The spectators smiled; and Judge Payderson, noting it, frowned severely. “Do you make that as an objection, Mr. Steger?” he asked.
“I certainly do, your honor,” insisted Steger, resourcefully.
“Objection overruled. Neither counsel for the prosecution nor for the defense is limited to a peculiar routine of expression.”
Steger himself was ready to smile, but he did not dare to.
Cowperwood fearing the force of such testimony and regretting it, still looked at Stener, pityingly. The feebleness of the man; the weakness of the man; the pass to which his cowardice had brought them both!
When Shannon was through bringing out this unsatisfactory data, Steger took Stener in hand; but he could not make as much out of him as he hoped. In so far as this particular situation was concerned, Stener was telling the exact truth; and it is hard to weaken the effect of the exact truth by any subtlety of interpretation, though it can, sometimes, be done. With painstaking care Steger went over all the ground of Stener’s long relationship with Cowperwood, and tried to make it appear that Cowperwood was invariably the disinterested agent—not the ringleader in a subtle, really criminal adventure. It was hard to do, but he made a fine impression. Still the jury listened with skeptical minds. It might not be fair to punish Cowperwood for seizing with avidity upon a splendid chance to get rich quick, they thought; but it certainly was not worth while to throw a veil of innocence over such palpable human cupidity. Finally, both lawyers were through with Stener for the time being, anyhow, and then Albert Stires was called to the stand.

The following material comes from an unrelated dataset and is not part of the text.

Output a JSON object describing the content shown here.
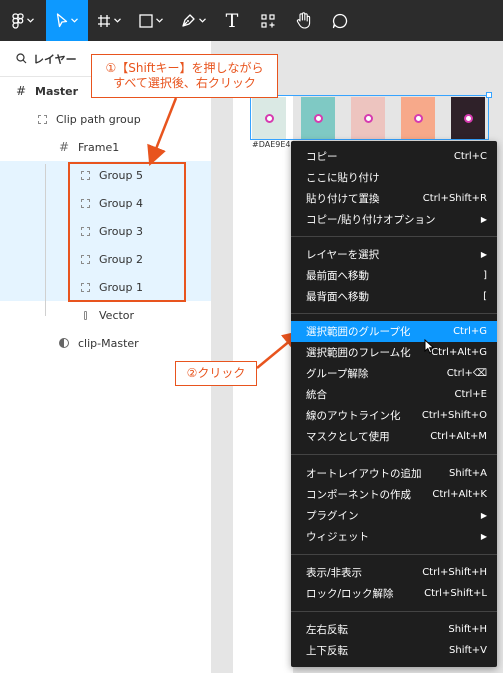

He was the same thin, pleasant, alert, rather agreeable soul that he had been in the heyday of his clerkly prosperity—a little paler now, but not otherwise changed. His small property had been saved for him by Cowperwood, who had advised Steger to inform the Municipal Reform Association that Stires’ bondsmen were attempting to sequestrate it for their own benefit, when actually it should go to the city if there were any real claim against him—which there was not. That watchful organization had issued one of its numerous reports covering this point, and Albert had had the pleasure of seeing Strobik and the others withdraw in haste. Naturally he was grateful to Cowperwood, even though once he had been compelled to cry in vain in his presence. He was anxious now to do anything he could to help the banker, but his naturally truthful disposition prevented him from telling anything except the plain facts, which were partly beneficial and partly not.
Stires testified that he recalled Cowperwood’s saying that he had purchased the certificates, that he was entitled to the money, that Stener was unduly frightened, and that no harm would come to him, Albert. He identified certain memoranda in the city treasurer’s books, which were produced, as being accurate, and others in Cowperwood’s books, which were also produced, as being corroborative. His testimony as to Stener’s astonishment on discovering that his chief clerk had given Cowperwood a check was against the latter; but Cowperwood hoped to overcome the effect of this by his own testimony later.
Up to now both Steger and Cowperwood felt that they were doing fairly well, and that they need not be surprised if they won their case.